Iranian Railways has decided to proceed without India's assistance to connect the port of Chabahar to the Afghan border as part of The Chabahar-Zahedan Railway Line project, which is expected to improve New Delhi’s trade ties with Central Asian countries. Iranian Railway reportedly aimed to complete the project by March 2022 while using approximately $400 million from the Iranian National Development Fund, Indian news daily The Hindu quoted unnamed officials as saying.
The 628km railway project is part of India’s commitment to the trilateral agreement between India, Iran and Afghanistan and aimed at boosting regional maritime transit traffic to Central Asia, bypassing Pakistan. The direct trade route between India and Afghanistan is via Pakistan, which is deemed unreliable due to strained bilateral relations between New Delhi and Islamabad over the Kashmir issue. Pakistan and Afghanistan share 18 crossing points and currently only four are open, including the Wagah border, which reopened on Monday.
Former Indian ambassador R Dayakar terms India “losing the iconic” Chabahar-Zahedan railway track as unfortunate on the part of Ircon International Limited which promised the project a $1.6 billion fund in 2016. Explaining the significance of the route, he says the project connects to the Afghanistan border, which would have facilitated bilateral trade while circumventing Afghanistan’s dependence on the Karachi to Peshawar line.
The former Indian ambassador believes that the $1.6 billion project will go ahead and that it is being delayed due to international banking sanctions on Iran.
“I think diplomatic efforts will be put in place to secure the railway project deal with Iran,” he says.
A report by Indian news daily The Hindu quotes unnamed officials as saying: “The US had provided a sanctions waiver for the Chabahar port and the rail line to Zahedan, but it has been difficult to find equipment, suppliers and partners due to worries they could be targeted by the US.”
Iran's Pressure Tactics
Geostrategic expert Kabir Taneja sees Iran’s actions as “tactics to put pressure on New Delhi to expedite these projects”. Recounting the 2019 incident, when Tehran issued a similar statement on the Farzad B gas project in Iranian media. Taneja believes this development will unfold along the same lines.
“When Iran says that India has been dropped and we are going to do it on our own, it makes a very good headline, it’s a good pressure tactic, it’s a good way to bring it to the public domain,” Taneja says.
In August 2019, Iranian Oil Minister Bijan Namdar Zanganeh said: “Our intention is to hold final talks with them [India]….if they are not ready to do the project, we will continue with an Iranian company…..”
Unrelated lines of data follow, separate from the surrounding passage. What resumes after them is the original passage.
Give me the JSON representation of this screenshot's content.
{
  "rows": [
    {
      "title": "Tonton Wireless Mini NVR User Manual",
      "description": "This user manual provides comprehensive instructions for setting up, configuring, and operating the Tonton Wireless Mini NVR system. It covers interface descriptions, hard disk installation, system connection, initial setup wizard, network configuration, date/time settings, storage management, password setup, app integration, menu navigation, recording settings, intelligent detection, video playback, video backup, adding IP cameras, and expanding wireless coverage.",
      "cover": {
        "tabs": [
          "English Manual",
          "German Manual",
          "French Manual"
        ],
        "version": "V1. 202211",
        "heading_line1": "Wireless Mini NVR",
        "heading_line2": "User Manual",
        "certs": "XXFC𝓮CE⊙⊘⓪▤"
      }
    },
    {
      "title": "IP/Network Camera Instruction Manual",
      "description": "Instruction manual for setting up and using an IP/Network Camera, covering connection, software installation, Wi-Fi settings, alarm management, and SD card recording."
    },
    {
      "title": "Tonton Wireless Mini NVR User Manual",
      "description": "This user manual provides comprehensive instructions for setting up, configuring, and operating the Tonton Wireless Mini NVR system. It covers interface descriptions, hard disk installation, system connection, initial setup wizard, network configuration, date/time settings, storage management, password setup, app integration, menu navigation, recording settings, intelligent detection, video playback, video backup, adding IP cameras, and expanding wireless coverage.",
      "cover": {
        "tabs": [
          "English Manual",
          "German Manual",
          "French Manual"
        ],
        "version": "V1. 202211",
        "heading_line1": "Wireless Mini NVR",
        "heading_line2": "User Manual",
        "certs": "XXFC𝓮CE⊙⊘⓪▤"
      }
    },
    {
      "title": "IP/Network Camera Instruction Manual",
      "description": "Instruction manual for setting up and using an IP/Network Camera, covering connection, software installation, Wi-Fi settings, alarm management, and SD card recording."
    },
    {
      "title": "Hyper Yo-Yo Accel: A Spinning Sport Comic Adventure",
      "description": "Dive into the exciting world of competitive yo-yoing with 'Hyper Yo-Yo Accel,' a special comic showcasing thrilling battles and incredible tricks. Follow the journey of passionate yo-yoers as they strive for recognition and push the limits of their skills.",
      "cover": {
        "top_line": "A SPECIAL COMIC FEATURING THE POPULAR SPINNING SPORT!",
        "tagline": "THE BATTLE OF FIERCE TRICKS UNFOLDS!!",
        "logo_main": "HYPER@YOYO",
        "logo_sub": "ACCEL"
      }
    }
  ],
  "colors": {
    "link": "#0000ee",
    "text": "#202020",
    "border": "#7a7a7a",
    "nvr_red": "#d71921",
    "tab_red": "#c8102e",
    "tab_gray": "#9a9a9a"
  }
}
Three Indian companies had opened Farzad-B, with estimated reserves of 12.8 trillion cubic feet of gas, in 2008 to develop the field after its exploration, but was stopped after intensified sanctions from the West.
India had called for the development of Farzad-B after the lifting of the sanctions.
Defending the delay in funds as having happened “because of pressure of American sanctions”, Taneja says: “India cannot go too much against US sanctions because New Delhi is as responsible country with part of a multiple financial task force and international financial transparency organisations. Going against sanctions can violate international law as well, and more than that India doesn’t want to push the buttons of the United State for no reason.”
If not India, then China
While there is no official confirmation to the claim that India is being dropped from the rail project, the development has come a day after China finalised a massive 25-year $400 billion strategic partnership deal with Iran, focused on investments in infrastructure, manufacturing and upgrading energy and transport facilities, and also refurbishing ports, refineries and other installations.
“Whenever Iran has to push India to make honour its commitment, it often says that if you will not do it, we will get someone else to do it,” Taneja says while emphasising that it is often a nudge towards China. “If you will not do it, China will come and do it, and you will lose out on these opportunities,” he said regarding Iran’s decision to go ahead with the development alone.
However, Washington has made it clear that it could act unilaterally to invoke the “snapback” clause of UN Security Council Resolution 2231 to restore all prior UN sanctions as part of the JCPOA. While Russia and China have rejected the UN Security Council resolution, India, being a non-permanent member, may also has some influence over the terms of any revised restrictions.